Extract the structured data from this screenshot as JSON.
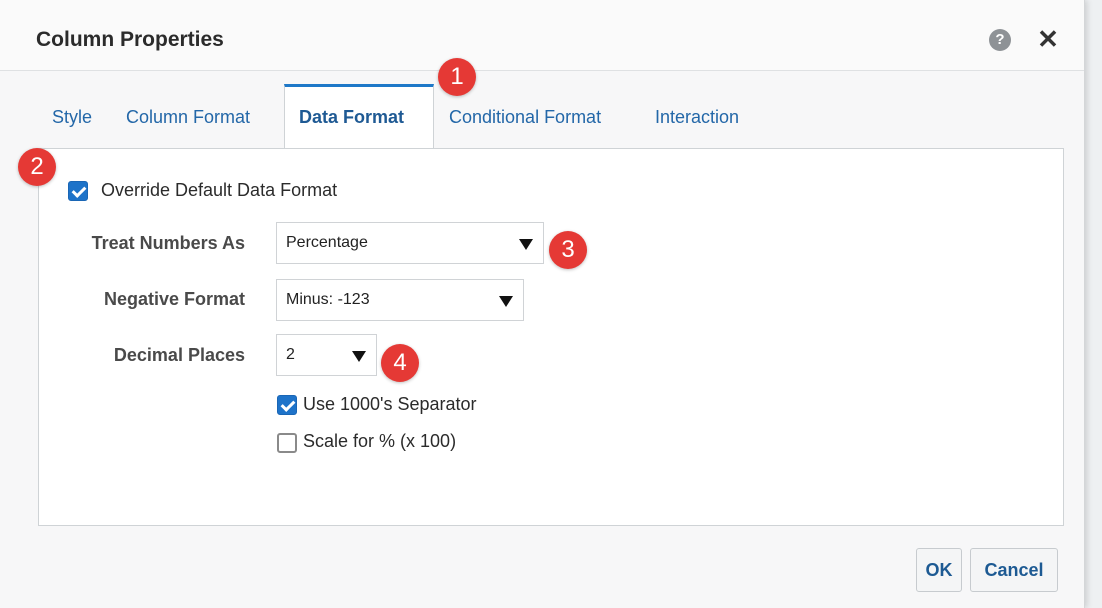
{
  "dialog": {
    "title": "Column Properties",
    "help_icon": "question-mark-icon",
    "close_icon": "close-icon",
    "close_glyph": "✕",
    "help_glyph": "?"
  },
  "tabs": [
    {
      "label": "Style",
      "active": false
    },
    {
      "label": "Column Format",
      "active": false
    },
    {
      "label": "Data Format",
      "active": true
    },
    {
      "label": "Conditional Format",
      "active": false
    },
    {
      "label": "Interaction",
      "active": false
    }
  ],
  "data_format": {
    "override_checkbox": {
      "label": "Override Default Data Format",
      "checked": true
    },
    "treat_numbers_as": {
      "label": "Treat Numbers As",
      "value": "Percentage"
    },
    "negative_format": {
      "label": "Negative Format",
      "value": "Minus: -123"
    },
    "decimal_places": {
      "label": "Decimal Places",
      "value": "2"
    },
    "use_separator": {
      "label": "Use 1000's Separator",
      "checked": true
    },
    "scale_percent": {
      "label": "Scale for % (x 100)",
      "checked": false
    }
  },
  "callouts": [
    "1",
    "2",
    "3",
    "4"
  ],
  "buttons": {
    "ok": "OK",
    "cancel": "Cancel"
  },
  "colors": {
    "accent": "#1e78c8",
    "link": "#2367a8",
    "callout": "#e53935"
  }
}
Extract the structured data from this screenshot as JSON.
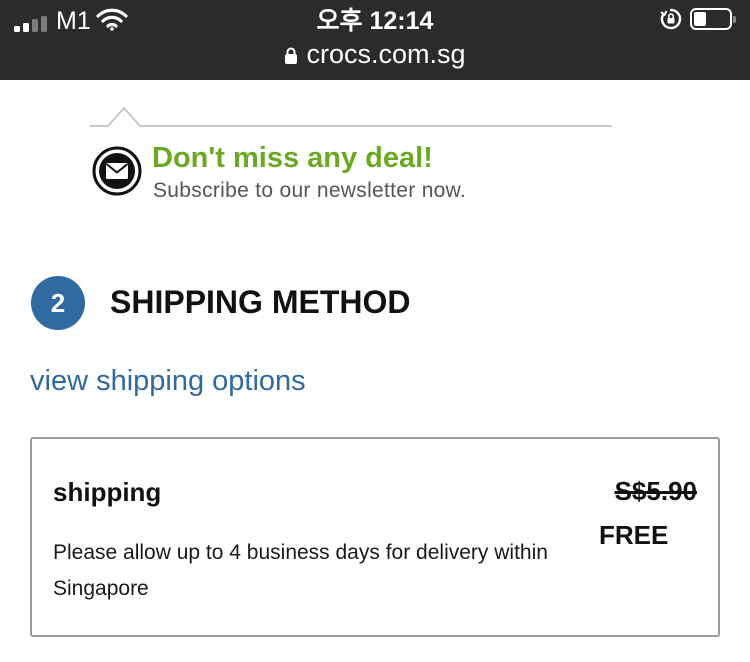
{
  "status_bar": {
    "carrier": "M1",
    "time": "오후 12:14",
    "battery_level": 0.3
  },
  "browser": {
    "url": "crocs.com.sg"
  },
  "newsletter": {
    "title": "Don't miss any deal!",
    "subtitle": "Subscribe to our newsletter now."
  },
  "shipping_section": {
    "step_number": "2",
    "title": "SHIPPING METHOD",
    "view_options_link": "view shipping options",
    "option": {
      "name": "shipping",
      "description": "Please allow up to 4 business days for delivery within Singapore",
      "original_price": "S$5.90",
      "price": "FREE"
    }
  },
  "colors": {
    "status_bar_bg": "#2b2b2d",
    "accent_blue": "#2f6aa1",
    "deal_green": "#6aaa22",
    "card_border": "#9a9a9a"
  }
}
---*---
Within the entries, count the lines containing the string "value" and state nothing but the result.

3